1. Create a safe space for your pets.
Just like their “hoomans,” pets crave space to call their own. That might mean a crate or dog bed for Fido, and for Kitty, a cat cave or cat tree. It really depends on your pet. Some animals feel safer in an enclosed space, while others love to be able to observe their surroundings, Claudia says.
Whatever your animal’s preferred retreat, be sure to add a few of their favorite things—blankets, plush toys, even an article of your clothing. Prado leaves “pieces of clothing on the floor or on top of my bed (my pup thinks my bed is his bed) so he can lay on top of it and smell my scent until I get back. This way he feels I’m close and stays calm enough to fall asleep while he is alone.”
Modern Collapsible Plastic Dog & Pet Crate, $129 at Kindtail
Casper Medium Dog Bed, $111 at Casper
Boissonneault Felt Pet Cave, $65 at Wayfair
Yaheetech Cactus 42-in Plush Cat Tree, $70 at Chewy
2. Stimulate your pet’s brain.
Brain stimulation toys, like licking mats and puzzles, are a great way to occupy your pets while you’re gone and will also tire them out for their daytime naps. For licking mats, Claudia recommends using healthy foods like Greek yogurt and putting the mat at head level to avoid any neck or back issues. She also recommends changing your puzzle toy often. Pets “are very smart, and once they figure out the puzzle toy, they will be able to get to the food very quickly, defeating the purpose of the activity.”
Silicone Dog & Cat Lick Mat, $6 at Chewy
3. Turn on the TV (or some tunes).
Leaving music or the TV on can also help keep your pets occupied while you’re away. “My pup has watched Modern Family and Friends countless times,” Prado says. “At this point, he is a bigger fan of both sitcoms than me.”
4. Get a pet cam.
Pet cameras can alleviate both your pet’s separation anxiety and yours. “I love using pet cams, even for dogs that don’t have separation anxiety,” says Karishma Warr, Head of Training at Calm Canine Academy. Their go-to is this weatherproof Wyze cam, but there’s no shortage of options on the market. A camera that also dispenses treats may be particularly helpful for extremely food-motivated dogs and cats.
Like with anything new, there may be an adjustment period for your furball. Try introducing the camera at a time when you’re not leaving home, so your pet doesn’t associate it with your imminent departure.

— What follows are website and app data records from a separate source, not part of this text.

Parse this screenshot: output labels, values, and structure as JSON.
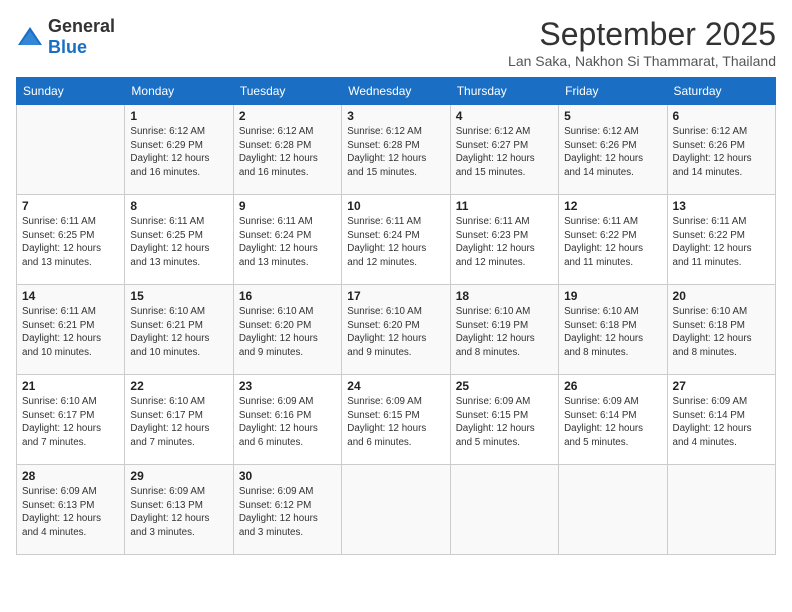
{
  "logo": {
    "general": "General",
    "blue": "Blue"
  },
  "header": {
    "month_year": "September 2025",
    "location": "Lan Saka, Nakhon Si Thammarat, Thailand"
  },
  "weekdays": [
    "Sunday",
    "Monday",
    "Tuesday",
    "Wednesday",
    "Thursday",
    "Friday",
    "Saturday"
  ],
  "weeks": [
    [
      {
        "day": "",
        "sunrise": "",
        "sunset": "",
        "daylight": ""
      },
      {
        "day": "1",
        "sunrise": "Sunrise: 6:12 AM",
        "sunset": "Sunset: 6:29 PM",
        "daylight": "Daylight: 12 hours and 16 minutes."
      },
      {
        "day": "2",
        "sunrise": "Sunrise: 6:12 AM",
        "sunset": "Sunset: 6:28 PM",
        "daylight": "Daylight: 12 hours and 16 minutes."
      },
      {
        "day": "3",
        "sunrise": "Sunrise: 6:12 AM",
        "sunset": "Sunset: 6:28 PM",
        "daylight": "Daylight: 12 hours and 15 minutes."
      },
      {
        "day": "4",
        "sunrise": "Sunrise: 6:12 AM",
        "sunset": "Sunset: 6:27 PM",
        "daylight": "Daylight: 12 hours and 15 minutes."
      },
      {
        "day": "5",
        "sunrise": "Sunrise: 6:12 AM",
        "sunset": "Sunset: 6:26 PM",
        "daylight": "Daylight: 12 hours and 14 minutes."
      },
      {
        "day": "6",
        "sunrise": "Sunrise: 6:12 AM",
        "sunset": "Sunset: 6:26 PM",
        "daylight": "Daylight: 12 hours and 14 minutes."
      }
    ],
    [
      {
        "day": "7",
        "sunrise": "Sunrise: 6:11 AM",
        "sunset": "Sunset: 6:25 PM",
        "daylight": "Daylight: 12 hours and 13 minutes."
      },
      {
        "day": "8",
        "sunrise": "Sunrise: 6:11 AM",
        "sunset": "Sunset: 6:25 PM",
        "daylight": "Daylight: 12 hours and 13 minutes."
      },
      {
        "day": "9",
        "sunrise": "Sunrise: 6:11 AM",
        "sunset": "Sunset: 6:24 PM",
        "daylight": "Daylight: 12 hours and 13 minutes."
      },
      {
        "day": "10",
        "sunrise": "Sunrise: 6:11 AM",
        "sunset": "Sunset: 6:24 PM",
        "daylight": "Daylight: 12 hours and 12 minutes."
      },
      {
        "day": "11",
        "sunrise": "Sunrise: 6:11 AM",
        "sunset": "Sunset: 6:23 PM",
        "daylight": "Daylight: 12 hours and 12 minutes."
      },
      {
        "day": "12",
        "sunrise": "Sunrise: 6:11 AM",
        "sunset": "Sunset: 6:22 PM",
        "daylight": "Daylight: 12 hours and 11 minutes."
      },
      {
        "day": "13",
        "sunrise": "Sunrise: 6:11 AM",
        "sunset": "Sunset: 6:22 PM",
        "daylight": "Daylight: 12 hours and 11 minutes."
      }
    ],
    [
      {
        "day": "14",
        "sunrise": "Sunrise: 6:11 AM",
        "sunset": "Sunset: 6:21 PM",
        "daylight": "Daylight: 12 hours and 10 minutes."
      },
      {
        "day": "15",
        "sunrise": "Sunrise: 6:10 AM",
        "sunset": "Sunset: 6:21 PM",
        "daylight": "Daylight: 12 hours and 10 minutes."
      },
      {
        "day": "16",
        "sunrise": "Sunrise: 6:10 AM",
        "sunset": "Sunset: 6:20 PM",
        "daylight": "Daylight: 12 hours and 9 minutes."
      },
      {
        "day": "17",
        "sunrise": "Sunrise: 6:10 AM",
        "sunset": "Sunset: 6:20 PM",
        "daylight": "Daylight: 12 hours and 9 minutes."
      },
      {
        "day": "18",
        "sunrise": "Sunrise: 6:10 AM",
        "sunset": "Sunset: 6:19 PM",
        "daylight": "Daylight: 12 hours and 8 minutes."
      },
      {
        "day": "19",
        "sunrise": "Sunrise: 6:10 AM",
        "sunset": "Sunset: 6:18 PM",
        "daylight": "Daylight: 12 hours and 8 minutes."
      },
      {
        "day": "20",
        "sunrise": "Sunrise: 6:10 AM",
        "sunset": "Sunset: 6:18 PM",
        "daylight": "Daylight: 12 hours and 8 minutes."
      }
    ],
    [
      {
        "day": "21",
        "sunrise": "Sunrise: 6:10 AM",
        "sunset": "Sunset: 6:17 PM",
        "daylight": "Daylight: 12 hours and 7 minutes."
      },
      {
        "day": "22",
        "sunrise": "Sunrise: 6:10 AM",
        "sunset": "Sunset: 6:17 PM",
        "daylight": "Daylight: 12 hours and 7 minutes."
      },
      {
        "day": "23",
        "sunrise": "Sunrise: 6:09 AM",
        "sunset": "Sunset: 6:16 PM",
        "daylight": "Daylight: 12 hours and 6 minutes."
      },
      {
        "day": "24",
        "sunrise": "Sunrise: 6:09 AM",
        "sunset": "Sunset: 6:15 PM",
        "daylight": "Daylight: 12 hours and 6 minutes."
      },
      {
        "day": "25",
        "sunrise": "Sunrise: 6:09 AM",
        "sunset": "Sunset: 6:15 PM",
        "daylight": "Daylight: 12 hours and 5 minutes."
      },
      {
        "day": "26",
        "sunrise": "Sunrise: 6:09 AM",
        "sunset": "Sunset: 6:14 PM",
        "daylight": "Daylight: 12 hours and 5 minutes."
      },
      {
        "day": "27",
        "sunrise": "Sunrise: 6:09 AM",
        "sunset": "Sunset: 6:14 PM",
        "daylight": "Daylight: 12 hours and 4 minutes."
      }
    ],
    [
      {
        "day": "28",
        "sunrise": "Sunrise: 6:09 AM",
        "sunset": "Sunset: 6:13 PM",
        "daylight": "Daylight: 12 hours and 4 minutes."
      },
      {
        "day": "29",
        "sunrise": "Sunrise: 6:09 AM",
        "sunset": "Sunset: 6:13 PM",
        "daylight": "Daylight: 12 hours and 3 minutes."
      },
      {
        "day": "30",
        "sunrise": "Sunrise: 6:09 AM",
        "sunset": "Sunset: 6:12 PM",
        "daylight": "Daylight: 12 hours and 3 minutes."
      },
      {
        "day": "",
        "sunrise": "",
        "sunset": "",
        "daylight": ""
      },
      {
        "day": "",
        "sunrise": "",
        "sunset": "",
        "daylight": ""
      },
      {
        "day": "",
        "sunrise": "",
        "sunset": "",
        "daylight": ""
      },
      {
        "day": "",
        "sunrise": "",
        "sunset": "",
        "daylight": ""
      }
    ]
  ]
}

Wyze Cam Pan v3, $40 at Best Buy
Petcube Bites 2, $100 at Chewy
5. Try desensitization training.
Speaking of departure, Warr says the best way to build your pet’s comfort with “departure stimulus” is through desensitization training. Try shutting doors, picking up your keys, changing your clothes or other things you do in preparation to leave the house—but then don’t actually leave.